Related Searches


Dow Jones & Co. Inc. v Gutnick

Dow Jones & Co. Inc. v Gutnick was an Internet defamation case heard in the High Court of Australia, decided on December 10, 2002. The October 28, 2000 edition of Barron's Online, published by Dow Jones, contained an article entitled "Unholy Gains" in which several references were made to the respondent, Joseph Gutnick. Gutnick contended that part of the article defamed him. A key issue was whether suit could be brought in Australia.

Facts of this Case

In court it was proven that only five copies of the Barron's print edition were sent from New Jersey to be circulated in Australia. The internet version of the magazine had 550,000 international subscribers and 1700 had Australian-based credit cards.

Geoffrey Robertson QC argued for the publisher Dow Jones, as to whether it was considered to be "published from" where it was uploaded in New Jersey or "published into" where it downloaded by subscribers in Victoria, Australia. The argument centered around publication and jurisdiction.

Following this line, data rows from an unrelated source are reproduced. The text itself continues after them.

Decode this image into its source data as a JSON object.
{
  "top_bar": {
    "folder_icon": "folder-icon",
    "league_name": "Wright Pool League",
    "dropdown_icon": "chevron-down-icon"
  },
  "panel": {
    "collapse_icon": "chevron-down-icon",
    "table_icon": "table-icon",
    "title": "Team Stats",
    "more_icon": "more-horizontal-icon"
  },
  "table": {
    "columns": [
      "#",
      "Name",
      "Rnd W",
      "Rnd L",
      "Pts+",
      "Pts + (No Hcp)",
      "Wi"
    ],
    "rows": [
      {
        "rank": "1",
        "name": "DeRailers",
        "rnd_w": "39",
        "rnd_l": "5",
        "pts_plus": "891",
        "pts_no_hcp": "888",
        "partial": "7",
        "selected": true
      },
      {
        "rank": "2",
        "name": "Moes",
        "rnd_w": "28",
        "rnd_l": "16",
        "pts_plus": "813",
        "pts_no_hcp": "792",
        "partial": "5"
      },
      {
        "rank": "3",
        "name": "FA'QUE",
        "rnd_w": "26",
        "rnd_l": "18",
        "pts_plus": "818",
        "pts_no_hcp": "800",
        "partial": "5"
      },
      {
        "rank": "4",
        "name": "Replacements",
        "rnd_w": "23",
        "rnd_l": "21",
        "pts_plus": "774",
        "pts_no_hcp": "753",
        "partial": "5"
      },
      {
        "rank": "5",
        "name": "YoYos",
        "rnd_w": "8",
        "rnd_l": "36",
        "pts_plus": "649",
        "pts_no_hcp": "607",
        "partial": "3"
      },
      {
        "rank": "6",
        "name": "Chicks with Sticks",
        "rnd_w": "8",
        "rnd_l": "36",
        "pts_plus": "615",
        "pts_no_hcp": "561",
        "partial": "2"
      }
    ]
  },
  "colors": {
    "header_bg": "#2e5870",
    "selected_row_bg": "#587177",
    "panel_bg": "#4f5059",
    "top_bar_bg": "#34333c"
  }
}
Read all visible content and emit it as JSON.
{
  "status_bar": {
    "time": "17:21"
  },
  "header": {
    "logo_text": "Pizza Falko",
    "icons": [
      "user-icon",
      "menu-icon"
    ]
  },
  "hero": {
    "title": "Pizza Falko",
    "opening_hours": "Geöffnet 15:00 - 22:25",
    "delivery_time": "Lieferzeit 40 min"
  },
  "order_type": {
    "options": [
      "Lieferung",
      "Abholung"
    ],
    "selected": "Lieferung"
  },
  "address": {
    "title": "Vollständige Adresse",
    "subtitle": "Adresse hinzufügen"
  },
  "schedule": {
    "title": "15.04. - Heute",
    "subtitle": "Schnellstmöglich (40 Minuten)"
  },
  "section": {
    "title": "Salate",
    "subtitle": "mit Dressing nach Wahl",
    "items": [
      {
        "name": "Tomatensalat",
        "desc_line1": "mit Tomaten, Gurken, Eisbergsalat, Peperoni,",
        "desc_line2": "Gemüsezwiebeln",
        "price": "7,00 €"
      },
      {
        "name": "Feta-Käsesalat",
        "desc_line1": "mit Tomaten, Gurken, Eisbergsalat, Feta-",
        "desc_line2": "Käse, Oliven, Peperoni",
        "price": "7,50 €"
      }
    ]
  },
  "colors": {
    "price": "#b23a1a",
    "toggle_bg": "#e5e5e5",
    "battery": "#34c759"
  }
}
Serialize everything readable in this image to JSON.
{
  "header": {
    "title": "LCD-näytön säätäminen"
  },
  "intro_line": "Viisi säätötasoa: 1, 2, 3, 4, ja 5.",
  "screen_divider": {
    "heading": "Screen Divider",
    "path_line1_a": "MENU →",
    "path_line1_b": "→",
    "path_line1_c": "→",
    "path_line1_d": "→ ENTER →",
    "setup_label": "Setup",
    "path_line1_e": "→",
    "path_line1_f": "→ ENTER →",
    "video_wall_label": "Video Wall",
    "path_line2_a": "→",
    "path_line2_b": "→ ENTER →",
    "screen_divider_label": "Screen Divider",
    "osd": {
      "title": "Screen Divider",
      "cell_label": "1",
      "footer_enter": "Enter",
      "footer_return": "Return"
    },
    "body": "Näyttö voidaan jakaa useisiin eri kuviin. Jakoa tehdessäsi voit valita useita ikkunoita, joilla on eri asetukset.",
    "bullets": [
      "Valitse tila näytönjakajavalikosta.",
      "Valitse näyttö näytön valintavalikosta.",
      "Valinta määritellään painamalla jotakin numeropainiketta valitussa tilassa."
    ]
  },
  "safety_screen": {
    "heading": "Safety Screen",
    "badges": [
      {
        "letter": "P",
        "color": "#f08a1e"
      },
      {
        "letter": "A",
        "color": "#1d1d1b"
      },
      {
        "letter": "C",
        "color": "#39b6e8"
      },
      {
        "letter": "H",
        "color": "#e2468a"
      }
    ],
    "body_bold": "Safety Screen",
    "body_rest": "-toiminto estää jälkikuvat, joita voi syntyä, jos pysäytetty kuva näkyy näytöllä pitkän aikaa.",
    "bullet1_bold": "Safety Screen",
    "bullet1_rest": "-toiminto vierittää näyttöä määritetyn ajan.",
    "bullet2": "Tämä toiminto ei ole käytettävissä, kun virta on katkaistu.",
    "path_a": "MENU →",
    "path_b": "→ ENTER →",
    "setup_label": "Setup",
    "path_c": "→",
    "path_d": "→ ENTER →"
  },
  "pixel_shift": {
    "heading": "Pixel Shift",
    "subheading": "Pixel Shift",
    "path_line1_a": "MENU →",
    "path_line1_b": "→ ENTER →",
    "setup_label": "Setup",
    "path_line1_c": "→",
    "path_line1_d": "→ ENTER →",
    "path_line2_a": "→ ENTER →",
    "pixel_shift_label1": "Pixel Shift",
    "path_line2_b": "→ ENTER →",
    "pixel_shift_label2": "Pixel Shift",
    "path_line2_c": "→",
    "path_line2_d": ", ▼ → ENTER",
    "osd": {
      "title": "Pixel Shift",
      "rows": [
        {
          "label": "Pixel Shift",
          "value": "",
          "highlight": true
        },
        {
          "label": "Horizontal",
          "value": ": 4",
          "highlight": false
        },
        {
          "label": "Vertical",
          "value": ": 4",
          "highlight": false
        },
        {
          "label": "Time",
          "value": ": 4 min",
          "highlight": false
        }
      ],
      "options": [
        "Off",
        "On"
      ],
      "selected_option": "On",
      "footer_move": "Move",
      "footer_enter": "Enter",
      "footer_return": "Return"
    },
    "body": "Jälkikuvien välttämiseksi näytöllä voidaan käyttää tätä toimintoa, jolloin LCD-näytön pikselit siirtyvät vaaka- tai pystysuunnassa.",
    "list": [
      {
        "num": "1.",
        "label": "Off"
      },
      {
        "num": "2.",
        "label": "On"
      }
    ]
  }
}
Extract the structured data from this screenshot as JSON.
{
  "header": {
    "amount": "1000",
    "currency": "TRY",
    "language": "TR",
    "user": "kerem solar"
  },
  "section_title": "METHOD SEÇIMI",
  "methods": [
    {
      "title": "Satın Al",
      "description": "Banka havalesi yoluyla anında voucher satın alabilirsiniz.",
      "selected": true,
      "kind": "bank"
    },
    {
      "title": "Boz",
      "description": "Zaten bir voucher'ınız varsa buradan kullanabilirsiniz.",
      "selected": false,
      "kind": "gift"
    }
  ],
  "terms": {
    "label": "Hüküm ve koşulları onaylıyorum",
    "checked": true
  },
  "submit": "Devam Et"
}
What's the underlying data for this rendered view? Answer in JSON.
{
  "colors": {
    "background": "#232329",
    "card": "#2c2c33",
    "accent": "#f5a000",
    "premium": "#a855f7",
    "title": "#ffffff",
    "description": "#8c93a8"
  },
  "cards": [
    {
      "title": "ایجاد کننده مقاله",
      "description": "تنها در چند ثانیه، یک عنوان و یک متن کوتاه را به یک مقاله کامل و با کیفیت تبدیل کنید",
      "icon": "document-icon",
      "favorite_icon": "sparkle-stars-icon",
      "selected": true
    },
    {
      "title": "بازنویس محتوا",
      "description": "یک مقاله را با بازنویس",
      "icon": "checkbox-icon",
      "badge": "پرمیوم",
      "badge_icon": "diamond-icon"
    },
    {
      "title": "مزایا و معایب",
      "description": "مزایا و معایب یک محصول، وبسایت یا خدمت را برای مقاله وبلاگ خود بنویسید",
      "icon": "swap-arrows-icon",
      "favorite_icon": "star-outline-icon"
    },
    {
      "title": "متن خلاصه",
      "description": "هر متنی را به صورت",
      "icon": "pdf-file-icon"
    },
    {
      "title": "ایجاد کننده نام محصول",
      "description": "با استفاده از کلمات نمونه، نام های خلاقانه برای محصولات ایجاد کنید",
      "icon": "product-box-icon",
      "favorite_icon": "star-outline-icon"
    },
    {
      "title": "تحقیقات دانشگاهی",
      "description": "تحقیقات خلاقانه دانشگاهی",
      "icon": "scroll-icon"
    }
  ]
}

In a unanimous decision, all seven High Court justices decided that Gutnick had the right to sue for defamation at his primary residence and the place he was best known. Victoria was considered the place where damage to his reputation occurred. The High Court decided that defamation did not occur at the time of publishing, but as soon as a third party read the publication and thought less of the individual who was defamed.

The High Court's ruling effectively allows defamation plaintiffs in Australia to sue for defamation on the internet against any defendant irrespective of their location. "If people wish to do business in, or indeed travel to, or live in, or utilize the infrastructure of different countries, they can hardly expect to be absolved from compliance with the laws of those countries. The fact that publication might occur everywhere does not mean that it occurs nowhere." (per Callinan J at para 186)

Equally, however, the majority of the Court (Gleeson CJ, McHugh, Gummow and Hayne JJ handing down a joint decision) stated that they disagreed that this would cause open-slather defamation actions in Australia: (at para 54 of the decision)

…the spectre which Dow Jones sought to conjure up in the present appeal, of a publisher forced to consider every article it publishes on the World Wide Web against the defamation laws of every country from Afghanistan to Zimbabwe is seen to be unreal when it is recalled that in all except the most unusual of cases, identifying the person about whom material is to be published will readily identify the defamation law to which that person may resort.

The case was highly controversial and the subject of much commentary from legal analysts, particularly in the United States.

On November 15 2004, Dow Jones settled the case, agreeing to pay Gutnick some $440,000 in fees and damages.

External links

Search another word or see slatheron Dictionary | Thesaurus |Spanish
Copyright © 2015, LLC. All rights reserved.
  • Please Login or Sign Up to use the Recent Searches feature